OKI supported Paddlefest for years and had recently created an online map that participants in Paddlefest could pull up on their phones to see the route, where they were at, and learn more about some of the things around them by clicking on them. As the Ohio River Recreation Trail planning committee began, we knew we wanted something similar but more robust, a guide that would show the user where they were at, access points, points of interest around them, and most importantly where the barges were located.
Barges, big seemingly slow-moving juggernauts, easily avoidable so long as one knows where they are. That seems like it should be easy given how big they are but they can be amazingly quiet, especially when coming up from behind or if you are around a bend in the river. More than anything else, fear of the barges seemed to keep people from paddling on the Ohio River. One of the most unique aspects of the digital guide is having real time AIS data showing the location and direction of travel for commercial vessels.
A few months after our initial paddle from Cincinnati to Louisville, I decided to do a solo trip from Portsmouth, OH to Cincinnati after dropping my oldest off at Ohio University.
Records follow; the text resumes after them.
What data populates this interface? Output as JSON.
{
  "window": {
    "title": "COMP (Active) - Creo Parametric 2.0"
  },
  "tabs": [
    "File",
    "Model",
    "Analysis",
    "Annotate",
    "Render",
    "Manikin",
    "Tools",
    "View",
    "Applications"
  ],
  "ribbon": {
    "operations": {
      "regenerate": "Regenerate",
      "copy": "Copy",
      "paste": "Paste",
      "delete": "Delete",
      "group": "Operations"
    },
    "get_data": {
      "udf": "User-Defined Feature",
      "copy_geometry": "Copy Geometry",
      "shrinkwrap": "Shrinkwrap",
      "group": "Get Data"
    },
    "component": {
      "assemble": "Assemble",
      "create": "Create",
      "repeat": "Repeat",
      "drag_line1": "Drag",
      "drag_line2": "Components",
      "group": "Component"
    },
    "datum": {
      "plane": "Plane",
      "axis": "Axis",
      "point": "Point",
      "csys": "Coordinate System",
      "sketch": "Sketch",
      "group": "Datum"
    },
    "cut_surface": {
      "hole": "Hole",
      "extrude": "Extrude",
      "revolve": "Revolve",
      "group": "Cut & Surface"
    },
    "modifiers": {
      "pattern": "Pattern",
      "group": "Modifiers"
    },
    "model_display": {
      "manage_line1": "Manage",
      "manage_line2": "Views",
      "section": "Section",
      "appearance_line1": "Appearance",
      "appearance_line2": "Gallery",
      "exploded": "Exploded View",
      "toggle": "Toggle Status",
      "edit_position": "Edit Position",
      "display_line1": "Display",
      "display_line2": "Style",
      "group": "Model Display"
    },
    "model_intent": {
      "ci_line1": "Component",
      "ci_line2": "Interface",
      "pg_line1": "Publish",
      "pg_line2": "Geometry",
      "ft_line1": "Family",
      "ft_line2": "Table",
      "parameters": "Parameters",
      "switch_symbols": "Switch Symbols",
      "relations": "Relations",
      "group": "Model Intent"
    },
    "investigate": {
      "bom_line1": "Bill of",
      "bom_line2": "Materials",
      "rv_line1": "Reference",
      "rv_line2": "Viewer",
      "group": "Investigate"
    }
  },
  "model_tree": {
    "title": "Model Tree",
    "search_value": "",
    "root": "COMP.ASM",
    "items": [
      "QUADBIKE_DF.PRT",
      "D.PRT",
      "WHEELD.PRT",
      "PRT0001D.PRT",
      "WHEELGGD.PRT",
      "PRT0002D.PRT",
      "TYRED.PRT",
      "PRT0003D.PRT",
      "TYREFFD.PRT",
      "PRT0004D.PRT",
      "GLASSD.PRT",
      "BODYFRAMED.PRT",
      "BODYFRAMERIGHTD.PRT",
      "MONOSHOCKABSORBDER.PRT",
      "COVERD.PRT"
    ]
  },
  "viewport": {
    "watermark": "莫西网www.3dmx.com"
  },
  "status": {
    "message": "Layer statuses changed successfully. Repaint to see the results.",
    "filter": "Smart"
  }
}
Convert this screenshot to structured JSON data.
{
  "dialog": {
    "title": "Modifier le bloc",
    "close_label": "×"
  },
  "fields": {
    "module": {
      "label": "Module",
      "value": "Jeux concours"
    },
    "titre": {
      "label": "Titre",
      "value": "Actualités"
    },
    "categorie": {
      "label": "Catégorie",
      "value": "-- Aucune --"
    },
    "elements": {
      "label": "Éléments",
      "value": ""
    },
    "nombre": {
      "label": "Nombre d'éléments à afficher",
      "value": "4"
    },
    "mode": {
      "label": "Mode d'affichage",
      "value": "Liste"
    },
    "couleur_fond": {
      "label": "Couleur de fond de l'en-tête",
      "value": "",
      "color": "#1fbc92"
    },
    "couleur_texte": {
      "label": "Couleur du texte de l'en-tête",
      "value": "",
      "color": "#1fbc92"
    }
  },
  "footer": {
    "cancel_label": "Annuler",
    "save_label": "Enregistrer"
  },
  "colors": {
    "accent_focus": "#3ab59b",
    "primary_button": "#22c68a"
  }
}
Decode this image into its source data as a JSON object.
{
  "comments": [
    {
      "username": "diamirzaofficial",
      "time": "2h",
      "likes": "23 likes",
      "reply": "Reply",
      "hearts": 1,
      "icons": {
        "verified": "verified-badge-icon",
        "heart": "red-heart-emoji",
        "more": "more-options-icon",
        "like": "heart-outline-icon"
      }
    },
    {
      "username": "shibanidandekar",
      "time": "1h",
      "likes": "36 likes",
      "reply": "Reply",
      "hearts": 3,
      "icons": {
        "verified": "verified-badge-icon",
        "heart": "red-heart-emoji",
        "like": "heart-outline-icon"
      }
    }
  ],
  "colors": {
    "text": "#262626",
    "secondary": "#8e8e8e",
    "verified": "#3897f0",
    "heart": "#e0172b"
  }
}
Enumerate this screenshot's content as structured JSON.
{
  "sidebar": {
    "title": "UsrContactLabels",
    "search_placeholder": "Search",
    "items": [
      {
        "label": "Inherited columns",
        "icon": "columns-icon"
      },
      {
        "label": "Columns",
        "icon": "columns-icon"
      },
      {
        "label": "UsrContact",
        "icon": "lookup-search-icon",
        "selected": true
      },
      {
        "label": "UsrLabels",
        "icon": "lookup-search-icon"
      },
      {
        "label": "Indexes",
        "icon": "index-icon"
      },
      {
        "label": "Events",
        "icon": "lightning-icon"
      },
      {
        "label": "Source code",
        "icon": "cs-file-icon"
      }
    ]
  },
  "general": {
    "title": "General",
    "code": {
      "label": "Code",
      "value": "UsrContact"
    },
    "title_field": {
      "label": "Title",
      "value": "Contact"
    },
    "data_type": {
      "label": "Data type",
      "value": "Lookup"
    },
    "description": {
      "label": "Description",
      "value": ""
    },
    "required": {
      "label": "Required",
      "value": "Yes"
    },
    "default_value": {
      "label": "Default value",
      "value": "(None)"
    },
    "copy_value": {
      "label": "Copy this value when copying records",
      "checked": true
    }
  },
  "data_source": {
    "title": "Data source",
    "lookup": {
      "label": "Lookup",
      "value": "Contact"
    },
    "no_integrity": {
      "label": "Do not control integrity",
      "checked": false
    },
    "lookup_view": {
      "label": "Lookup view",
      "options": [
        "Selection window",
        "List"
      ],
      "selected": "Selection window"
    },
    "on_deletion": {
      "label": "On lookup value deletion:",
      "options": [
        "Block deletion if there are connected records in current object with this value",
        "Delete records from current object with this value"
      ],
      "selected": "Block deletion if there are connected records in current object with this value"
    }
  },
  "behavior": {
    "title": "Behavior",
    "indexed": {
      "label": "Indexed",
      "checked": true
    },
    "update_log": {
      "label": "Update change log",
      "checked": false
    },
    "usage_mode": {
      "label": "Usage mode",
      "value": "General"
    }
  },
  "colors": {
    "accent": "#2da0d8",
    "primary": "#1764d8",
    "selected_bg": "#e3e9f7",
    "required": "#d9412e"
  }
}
To plan for the trip, I used the Ohio River Guidebook by Jerry M. Hay since the digital guide was still just an idea. It was helpful but bulky and required me to continually guesstimate my approximate location and how far to my next stopping point. It also did not provide much guidance on things to do, places to see, where to eat, or sleep. So, I rarely stopped to explore the small towns I was passing. Meanwhile I was continually hyper alert for any indication of a barge headed in my direction. Every crossing from one side of the river to the other to take the shortest route involved intense paddling to get out of the shipping lane as quickly as possible.
In June 2020 we released the digital guide. My first trip out on the river was very different. I still watched and listened closely for barges and other motorized traffic but now I could more confidently decide when it was a good time to cross the river. The real time data allowed me to see around the bends of the river and look several miles up and downstream to anticipate when I would need to be extra cautious as a barge approached. It also helped me know what our river towns have to offer, restaurants and shops, hotels, campgrounds, and marinas. It encourages the user to explore further and conversely for our river towns to keep the data for their communities up to date. Local leaders have been quick to see the potential for the guide to bring people to their communities fueling their economies.
The digital guide has helped make recreation on the Ohio River safer, at least for the 274 miles between Portsmouth, OH and West Point, KY and helps highlight the unique character of each of the towns along the route while emphasizing their connectedness. It is our hope and aspiration to expand it to the full 981 miles of the Ohio River in the near future.
Written by David Rutter, Senior Planner, OKI Regional Council of Governments